Content starts

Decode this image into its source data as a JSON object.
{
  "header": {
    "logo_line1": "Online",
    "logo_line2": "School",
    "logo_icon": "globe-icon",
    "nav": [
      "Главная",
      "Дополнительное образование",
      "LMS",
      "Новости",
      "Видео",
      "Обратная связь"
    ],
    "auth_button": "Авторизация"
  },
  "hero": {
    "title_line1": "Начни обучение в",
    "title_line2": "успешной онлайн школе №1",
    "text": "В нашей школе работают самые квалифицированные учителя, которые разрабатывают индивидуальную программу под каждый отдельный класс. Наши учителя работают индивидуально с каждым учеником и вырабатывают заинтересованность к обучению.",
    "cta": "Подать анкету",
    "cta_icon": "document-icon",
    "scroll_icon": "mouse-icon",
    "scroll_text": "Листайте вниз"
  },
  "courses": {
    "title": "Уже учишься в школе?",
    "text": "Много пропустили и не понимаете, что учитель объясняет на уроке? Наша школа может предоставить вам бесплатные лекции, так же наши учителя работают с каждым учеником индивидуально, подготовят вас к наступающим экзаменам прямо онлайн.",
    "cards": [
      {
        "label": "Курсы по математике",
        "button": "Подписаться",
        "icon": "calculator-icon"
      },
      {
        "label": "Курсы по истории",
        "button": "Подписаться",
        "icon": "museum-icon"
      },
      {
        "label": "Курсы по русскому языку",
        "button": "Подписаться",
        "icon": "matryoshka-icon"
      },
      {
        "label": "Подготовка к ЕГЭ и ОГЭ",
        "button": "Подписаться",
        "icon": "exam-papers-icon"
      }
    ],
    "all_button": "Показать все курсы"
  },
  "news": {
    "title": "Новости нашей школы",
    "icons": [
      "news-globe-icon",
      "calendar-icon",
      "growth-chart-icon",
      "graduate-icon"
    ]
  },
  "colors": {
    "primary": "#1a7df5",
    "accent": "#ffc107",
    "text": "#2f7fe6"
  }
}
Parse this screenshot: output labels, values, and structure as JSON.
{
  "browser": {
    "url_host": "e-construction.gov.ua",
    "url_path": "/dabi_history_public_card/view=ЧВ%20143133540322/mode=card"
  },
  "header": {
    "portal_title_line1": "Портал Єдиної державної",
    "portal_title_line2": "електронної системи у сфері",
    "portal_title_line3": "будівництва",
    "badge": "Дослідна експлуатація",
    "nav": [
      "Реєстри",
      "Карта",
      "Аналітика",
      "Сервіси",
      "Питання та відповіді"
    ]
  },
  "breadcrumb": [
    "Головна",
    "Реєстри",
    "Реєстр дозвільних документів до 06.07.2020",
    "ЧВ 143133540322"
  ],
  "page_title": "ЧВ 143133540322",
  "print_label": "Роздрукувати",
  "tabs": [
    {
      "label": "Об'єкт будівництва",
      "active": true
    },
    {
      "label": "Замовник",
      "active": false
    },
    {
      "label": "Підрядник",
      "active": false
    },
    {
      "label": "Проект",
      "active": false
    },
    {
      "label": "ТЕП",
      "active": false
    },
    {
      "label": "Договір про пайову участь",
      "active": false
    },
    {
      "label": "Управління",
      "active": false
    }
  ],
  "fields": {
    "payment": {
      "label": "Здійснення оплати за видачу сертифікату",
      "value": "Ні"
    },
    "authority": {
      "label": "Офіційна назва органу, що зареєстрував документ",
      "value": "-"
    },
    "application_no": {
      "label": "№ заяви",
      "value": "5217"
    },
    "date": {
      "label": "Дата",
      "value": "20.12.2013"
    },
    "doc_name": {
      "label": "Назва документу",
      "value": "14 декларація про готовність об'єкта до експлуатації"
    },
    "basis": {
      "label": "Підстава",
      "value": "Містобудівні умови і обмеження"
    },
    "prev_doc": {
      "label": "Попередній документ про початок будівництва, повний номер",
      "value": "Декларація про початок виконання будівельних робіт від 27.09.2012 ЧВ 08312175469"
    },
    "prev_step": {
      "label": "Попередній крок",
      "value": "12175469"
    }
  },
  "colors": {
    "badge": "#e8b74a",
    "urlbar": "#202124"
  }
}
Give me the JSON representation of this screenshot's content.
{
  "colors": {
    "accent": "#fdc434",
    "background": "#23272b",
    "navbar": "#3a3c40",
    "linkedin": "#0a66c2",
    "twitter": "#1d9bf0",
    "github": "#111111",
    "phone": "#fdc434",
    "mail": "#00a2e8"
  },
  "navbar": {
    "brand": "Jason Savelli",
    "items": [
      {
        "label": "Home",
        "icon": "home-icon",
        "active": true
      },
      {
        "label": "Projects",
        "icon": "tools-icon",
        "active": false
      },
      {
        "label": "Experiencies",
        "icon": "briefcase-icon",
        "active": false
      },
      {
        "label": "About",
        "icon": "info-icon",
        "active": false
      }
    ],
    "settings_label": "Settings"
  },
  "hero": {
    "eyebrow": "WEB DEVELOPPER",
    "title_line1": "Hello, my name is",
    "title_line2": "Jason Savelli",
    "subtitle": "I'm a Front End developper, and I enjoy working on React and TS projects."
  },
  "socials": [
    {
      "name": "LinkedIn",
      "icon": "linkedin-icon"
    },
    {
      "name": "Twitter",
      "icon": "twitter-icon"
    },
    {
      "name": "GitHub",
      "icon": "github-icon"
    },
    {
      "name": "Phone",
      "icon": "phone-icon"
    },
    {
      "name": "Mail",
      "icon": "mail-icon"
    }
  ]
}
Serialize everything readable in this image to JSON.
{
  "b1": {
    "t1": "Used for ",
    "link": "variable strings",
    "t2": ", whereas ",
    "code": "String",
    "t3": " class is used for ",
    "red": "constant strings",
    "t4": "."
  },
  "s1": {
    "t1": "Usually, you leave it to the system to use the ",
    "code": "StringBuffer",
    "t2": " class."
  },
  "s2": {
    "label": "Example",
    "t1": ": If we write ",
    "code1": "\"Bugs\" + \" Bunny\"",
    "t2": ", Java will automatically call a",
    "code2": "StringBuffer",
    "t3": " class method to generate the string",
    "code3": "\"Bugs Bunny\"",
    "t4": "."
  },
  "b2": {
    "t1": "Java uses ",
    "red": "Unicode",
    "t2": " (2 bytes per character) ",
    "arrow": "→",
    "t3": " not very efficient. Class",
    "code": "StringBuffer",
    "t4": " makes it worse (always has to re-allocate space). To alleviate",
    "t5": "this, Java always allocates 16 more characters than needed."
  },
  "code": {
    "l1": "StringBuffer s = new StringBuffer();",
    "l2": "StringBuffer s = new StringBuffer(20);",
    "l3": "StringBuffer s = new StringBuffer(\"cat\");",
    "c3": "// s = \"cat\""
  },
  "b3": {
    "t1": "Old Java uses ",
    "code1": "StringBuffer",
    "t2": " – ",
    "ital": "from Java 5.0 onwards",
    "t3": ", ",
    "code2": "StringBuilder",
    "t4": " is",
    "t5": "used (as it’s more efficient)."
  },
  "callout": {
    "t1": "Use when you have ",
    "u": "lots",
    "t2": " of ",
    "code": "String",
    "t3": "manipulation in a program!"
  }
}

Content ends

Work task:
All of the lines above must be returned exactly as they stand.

Written response:
Decode this image into its source data as a JSON object.
{
  "header": {
    "logo_line1": "Online",
    "logo_line2": "School",
    "logo_icon": "globe-icon",
    "nav": [
      "Главная",
      "Дополнительное образование",
      "LMS",
      "Новости",
      "Видео",
      "Обратная связь"
    ],
    "auth_button": "Авторизация"
  },
  "hero": {
    "title_line1": "Начни обучение в",
    "title_line2": "успешной онлайн школе №1",
    "text": "В нашей школе работают самые квалифицированные учителя, которые разрабатывают индивидуальную программу под каждый отдельный класс. Наши учителя работают индивидуально с каждым учеником и вырабатывают заинтересованность к обучению.",
    "cta": "Подать анкету",
    "cta_icon": "document-icon",
    "scroll_icon": "mouse-icon",
    "scroll_text": "Листайте вниз"
  },
  "courses": {
    "title": "Уже учишься в школе?",
    "text": "Много пропустили и не понимаете, что учитель объясняет на уроке? Наша школа может предоставить вам бесплатные лекции, так же наши учителя работают с каждым учеником индивидуально, подготовят вас к наступающим экзаменам прямо онлайн.",
    "cards": [
      {
        "label": "Курсы по математике",
        "button": "Подписаться",
        "icon": "calculator-icon"
      },
      {
        "label": "Курсы по истории",
        "button": "Подписаться",
        "icon": "museum-icon"
      },
      {
        "label": "Курсы по русскому языку",
        "button": "Подписаться",
        "icon": "matryoshka-icon"
      },
      {
        "label": "Подготовка к ЕГЭ и ОГЭ",
        "button": "Подписаться",
        "icon": "exam-papers-icon"
      }
    ],
    "all_button": "Показать все курсы"
  },
  "news": {
    "title": "Новости нашей школы",
    "icons": [
      "news-globe-icon",
      "calendar-icon",
      "growth-chart-icon",
      "graduate-icon"
    ]
  },
  "colors": {
    "primary": "#1a7df5",
    "accent": "#ffc107",
    "text": "#2f7fe6"
  }
}
Parse this screenshot: output labels, values, and structure as JSON.
{
  "browser": {
    "url_host": "e-construction.gov.ua",
    "url_path": "/dabi_history_public_card/view=ЧВ%20143133540322/mode=card"
  },
  "header": {
    "portal_title_line1": "Портал Єдиної державної",
    "portal_title_line2": "електронної системи у сфері",
    "portal_title_line3": "будівництва",
    "badge": "Дослідна експлуатація",
    "nav": [
      "Реєстри",
      "Карта",
      "Аналітика",
      "Сервіси",
      "Питання та відповіді"
    ]
  },
  "breadcrumb": [
    "Головна",
    "Реєстри",
    "Реєстр дозвільних документів до 06.07.2020",
    "ЧВ 143133540322"
  ],
  "page_title": "ЧВ 143133540322",
  "print_label": "Роздрукувати",
  "tabs": [
    {
      "label": "Об'єкт будівництва",
      "active": true
    },
    {
      "label": "Замовник",
      "active": false
    },
    {
      "label": "Підрядник",
      "active": false
    },
    {
      "label": "Проект",
      "active": false
    },
    {
      "label": "ТЕП",
      "active": false
    },
    {
      "label": "Договір про пайову участь",
      "active": false
    },
    {
      "label": "Управління",
      "active": false
    }
  ],
  "fields": {
    "payment": {
      "label": "Здійснення оплати за видачу сертифікату",
      "value": "Ні"
    },
    "authority": {
      "label": "Офіційна назва органу, що зареєстрував документ",
      "value": "-"
    },
    "application_no": {
      "label": "№ заяви",
      "value": "5217"
    },
    "date": {
      "label": "Дата",
      "value": "20.12.2013"
    },
    "doc_name": {
      "label": "Назва документу",
      "value": "14 декларація про готовність об'єкта до експлуатації"
    },
    "basis": {
      "label": "Підстава",
      "value": "Містобудівні умови і обмеження"
    },
    "prev_doc": {
      "label": "Попередній документ про початок будівництва, повний номер",
      "value": "Декларація про початок виконання будівельних робіт від 27.09.2012 ЧВ 08312175469"
    },
    "prev_step": {
      "label": "Попередній крок",
      "value": "12175469"
    }
  },
  "colors": {
    "badge": "#e8b74a",
    "urlbar": "#202124"
  }
}
Give me the JSON representation of this screenshot's content.
{
  "colors": {
    "accent": "#fdc434",
    "background": "#23272b",
    "navbar": "#3a3c40",
    "linkedin": "#0a66c2",
    "twitter": "#1d9bf0",
    "github": "#111111",
    "phone": "#fdc434",
    "mail": "#00a2e8"
  },
  "navbar": {
    "brand": "Jason Savelli",
    "items": [
      {
        "label": "Home",
        "icon": "home-icon",
        "active": true
      },
      {
        "label": "Projects",
        "icon": "tools-icon",
        "active": false
      },
      {
        "label": "Experiencies",
        "icon": "briefcase-icon",
        "active": false
      },
      {
        "label": "About",
        "icon": "info-icon",
        "active": false
      }
    ],
    "settings_label": "Settings"
  },
  "hero": {
    "eyebrow": "WEB DEVELOPPER",
    "title_line1": "Hello, my name is",
    "title_line2": "Jason Savelli",
    "subtitle": "I'm a Front End developper, and I enjoy working on React and TS projects."
  },
  "socials": [
    {
      "name": "LinkedIn",
      "icon": "linkedin-icon"
    },
    {
      "name": "Twitter",
      "icon": "twitter-icon"
    },
    {
      "name": "GitHub",
      "icon": "github-icon"
    },
    {
      "name": "Phone",
      "icon": "phone-icon"
    },
    {
      "name": "Mail",
      "icon": "mail-icon"
    }
  ]
}
Serialize everything readable in this image to JSON.
{
  "b1": {
    "t1": "Used for ",
    "link": "variable strings",
    "t2": ", whereas ",
    "code": "String",
    "t3": " class is used for ",
    "red": "constant strings",
    "t4": "."
  },
  "s1": {
    "t1": "Usually, you leave it to the system to use the ",
    "code": "StringBuffer",
    "t2": " class."
  },
  "s2": {
    "label": "Example",
    "t1": ": If we write ",
    "code1": "\"Bugs\" + \" Bunny\"",
    "t2": ", Java will automatically call a",
    "code2": "StringBuffer",
    "t3": " class method to generate the string",
    "code3": "\"Bugs Bunny\"",
    "t4": "."
  },
  "b2": {
    "t1": "Java uses ",
    "red": "Unicode",
    "t2": " (2 bytes per character) ",
    "arrow": "→",
    "t3": " not very efficient. Class",
    "code": "StringBuffer",
    "t4": " makes it worse (always has to re-allocate space). To alleviate",
    "t5": "this, Java always allocates 16 more characters than needed."
  },
  "code": {
    "l1": "StringBuffer s = new StringBuffer();",
    "l2": "StringBuffer s = new StringBuffer(20);",
    "l3": "StringBuffer s = new StringBuffer(\"cat\");",
    "c3": "// s = \"cat\""
  },
  "b3": {
    "t1": "Old Java uses ",
    "code1": "StringBuffer",
    "t2": " – ",
    "ital": "from Java 5.0 onwards",
    "t3": ", ",
    "code2": "StringBuilder",
    "t4": " is",
    "t5": "used (as it’s more efficient)."
  },
  "callout": {
    "t1": "Use when you have ",
    "u": "lots",
    "t2": " of ",
    "code": "String",
    "t3": "manipulation in a program!"
  }
}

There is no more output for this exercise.